▼

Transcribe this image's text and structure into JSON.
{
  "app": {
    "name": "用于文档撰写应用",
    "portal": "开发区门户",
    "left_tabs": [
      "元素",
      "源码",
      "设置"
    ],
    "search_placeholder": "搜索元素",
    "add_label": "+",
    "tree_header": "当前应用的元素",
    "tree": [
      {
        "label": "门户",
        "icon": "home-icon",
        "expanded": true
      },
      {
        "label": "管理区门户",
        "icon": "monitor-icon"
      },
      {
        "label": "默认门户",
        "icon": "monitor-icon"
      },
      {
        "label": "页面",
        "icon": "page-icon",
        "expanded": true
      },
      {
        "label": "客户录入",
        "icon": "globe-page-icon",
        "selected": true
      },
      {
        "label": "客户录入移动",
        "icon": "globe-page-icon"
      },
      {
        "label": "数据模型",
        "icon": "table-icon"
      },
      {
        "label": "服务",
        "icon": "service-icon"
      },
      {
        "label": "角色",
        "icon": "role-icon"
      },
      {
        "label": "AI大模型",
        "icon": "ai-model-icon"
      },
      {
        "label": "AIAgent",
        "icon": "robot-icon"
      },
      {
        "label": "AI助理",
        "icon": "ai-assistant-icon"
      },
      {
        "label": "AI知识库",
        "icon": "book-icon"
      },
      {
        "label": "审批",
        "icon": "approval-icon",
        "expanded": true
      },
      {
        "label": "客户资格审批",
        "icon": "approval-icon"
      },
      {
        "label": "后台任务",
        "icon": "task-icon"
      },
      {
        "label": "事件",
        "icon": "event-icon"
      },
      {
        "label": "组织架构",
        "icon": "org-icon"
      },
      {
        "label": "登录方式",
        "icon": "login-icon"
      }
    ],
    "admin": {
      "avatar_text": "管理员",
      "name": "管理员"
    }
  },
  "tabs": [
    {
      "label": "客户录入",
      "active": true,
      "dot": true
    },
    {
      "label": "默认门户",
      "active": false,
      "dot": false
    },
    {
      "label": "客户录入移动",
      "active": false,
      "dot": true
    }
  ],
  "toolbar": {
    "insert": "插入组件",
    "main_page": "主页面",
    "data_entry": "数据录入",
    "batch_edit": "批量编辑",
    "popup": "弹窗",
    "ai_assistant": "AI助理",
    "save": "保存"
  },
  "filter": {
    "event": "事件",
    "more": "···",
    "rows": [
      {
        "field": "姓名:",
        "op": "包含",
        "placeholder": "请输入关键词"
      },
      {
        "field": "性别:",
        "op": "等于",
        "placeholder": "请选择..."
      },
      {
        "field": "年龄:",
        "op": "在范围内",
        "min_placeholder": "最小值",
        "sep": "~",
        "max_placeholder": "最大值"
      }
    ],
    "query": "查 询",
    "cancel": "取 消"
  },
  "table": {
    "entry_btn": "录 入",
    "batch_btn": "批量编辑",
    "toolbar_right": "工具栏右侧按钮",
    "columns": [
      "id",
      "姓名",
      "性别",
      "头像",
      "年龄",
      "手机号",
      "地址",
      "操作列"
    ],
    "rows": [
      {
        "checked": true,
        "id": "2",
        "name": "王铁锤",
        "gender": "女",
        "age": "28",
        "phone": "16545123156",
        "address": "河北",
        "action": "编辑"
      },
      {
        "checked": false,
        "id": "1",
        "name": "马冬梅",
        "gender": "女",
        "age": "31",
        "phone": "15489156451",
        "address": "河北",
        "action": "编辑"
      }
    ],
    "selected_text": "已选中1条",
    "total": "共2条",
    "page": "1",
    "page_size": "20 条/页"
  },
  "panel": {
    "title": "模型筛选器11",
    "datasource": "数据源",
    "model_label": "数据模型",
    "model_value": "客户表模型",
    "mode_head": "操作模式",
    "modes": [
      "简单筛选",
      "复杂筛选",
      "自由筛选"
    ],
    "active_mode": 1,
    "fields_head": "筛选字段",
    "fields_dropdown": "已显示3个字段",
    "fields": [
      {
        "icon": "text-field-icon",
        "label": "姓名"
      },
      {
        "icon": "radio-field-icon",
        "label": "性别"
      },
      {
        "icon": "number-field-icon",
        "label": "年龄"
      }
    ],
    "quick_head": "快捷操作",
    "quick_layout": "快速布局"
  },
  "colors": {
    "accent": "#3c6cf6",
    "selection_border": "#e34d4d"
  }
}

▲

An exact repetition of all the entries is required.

Transcribe this image's text and structure into JSON.
{
  "app": {
    "name": "用于文档撰写应用",
    "portal": "开发区门户",
    "left_tabs": [
      "元素",
      "源码",
      "设置"
    ],
    "search_placeholder": "搜索元素",
    "add_label": "+",
    "tree_header": "当前应用的元素",
    "tree": [
      {
        "label": "门户",
        "icon": "home-icon",
        "expanded": true
      },
      {
        "label": "管理区门户",
        "icon": "monitor-icon"
      },
      {
        "label": "默认门户",
        "icon": "monitor-icon"
      },
      {
        "label": "页面",
        "icon": "page-icon",
        "expanded": true
      },
      {
        "label": "客户录入",
        "icon": "globe-page-icon",
        "selected": true
      },
      {
        "label": "客户录入移动",
        "icon": "globe-page-icon"
      },
      {
        "label": "数据模型",
        "icon": "table-icon"
      },
      {
        "label": "服务",
        "icon": "service-icon"
      },
      {
        "label": "角色",
        "icon": "role-icon"
      },
      {
        "label": "AI大模型",
        "icon": "ai-model-icon"
      },
      {
        "label": "AIAgent",
        "icon": "robot-icon"
      },
      {
        "label": "AI助理",
        "icon": "ai-assistant-icon"
      },
      {
        "label": "AI知识库",
        "icon": "book-icon"
      },
      {
        "label": "审批",
        "icon": "approval-icon",
        "expanded": true
      },
      {
        "label": "客户资格审批",
        "icon": "approval-icon"
      },
      {
        "label": "后台任务",
        "icon": "task-icon"
      },
      {
        "label": "事件",
        "icon": "event-icon"
      },
      {
        "label": "组织架构",
        "icon": "org-icon"
      },
      {
        "label": "登录方式",
        "icon": "login-icon"
      }
    ],
    "admin": {
      "avatar_text": "管理员",
      "name": "管理员"
    }
  },
  "tabs": [
    {
      "label": "客户录入",
      "active": true,
      "dot": true
    },
    {
      "label": "默认门户",
      "active": false,
      "dot": false
    },
    {
      "label": "客户录入移动",
      "active": false,
      "dot": true
    }
  ],
  "toolbar": {
    "insert": "插入组件",
    "main_page": "主页面",
    "data_entry": "数据录入",
    "batch_edit": "批量编辑",
    "popup": "弹窗",
    "ai_assistant": "AI助理",
    "save": "保存"
  },
  "filter": {
    "event": "事件",
    "more": "···",
    "rows": [
      {
        "field": "姓名:",
        "op": "包含",
        "placeholder": "请输入关键词"
      },
      {
        "field": "性别:",
        "op": "等于",
        "placeholder": "请选择..."
      },
      {
        "field": "年龄:",
        "op": "在范围内",
        "min_placeholder": "最小值",
        "sep": "~",
        "max_placeholder": "最大值"
      }
    ],
    "query": "查 询",
    "cancel": "取 消"
  },
  "table": {
    "entry_btn": "录 入",
    "batch_btn": "批量编辑",
    "toolbar_right": "工具栏右侧按钮",
    "columns": [
      "id",
      "姓名",
      "性别",
      "头像",
      "年龄",
      "手机号",
      "地址",
      "操作列"
    ],
    "rows": [
      {
        "checked": true,
        "id": "2",
        "name": "王铁锤",
        "gender": "女",
        "age": "28",
        "phone": "16545123156",
        "address": "河北",
        "action": "编辑"
      },
      {
        "checked": false,
        "id": "1",
        "name": "马冬梅",
        "gender": "女",
        "age": "31",
        "phone": "15489156451",
        "address": "河北",
        "action": "编辑"
      }
    ],
    "selected_text": "已选中1条",
    "total": "共2条",
    "page": "1",
    "page_size": "20 条/页"
  },
  "panel": {
    "title": "模型筛选器11",
    "datasource": "数据源",
    "model_label": "数据模型",
    "model_value": "客户表模型",
    "mode_head": "操作模式",
    "modes": [
      "简单筛选",
      "复杂筛选",
      "自由筛选"
    ],
    "active_mode": 1,
    "fields_head": "筛选字段",
    "fields_dropdown": "已显示3个字段",
    "fields": [
      {
        "icon": "text-field-icon",
        "label": "姓名"
      },
      {
        "icon": "radio-field-icon",
        "label": "性别"
      },
      {
        "icon": "number-field-icon",
        "label": "年龄"
      }
    ],
    "quick_head": "快捷操作",
    "quick_layout": "快速布局"
  },
  "colors": {
    "accent": "#3c6cf6",
    "selection_border": "#e34d4d"
  }
}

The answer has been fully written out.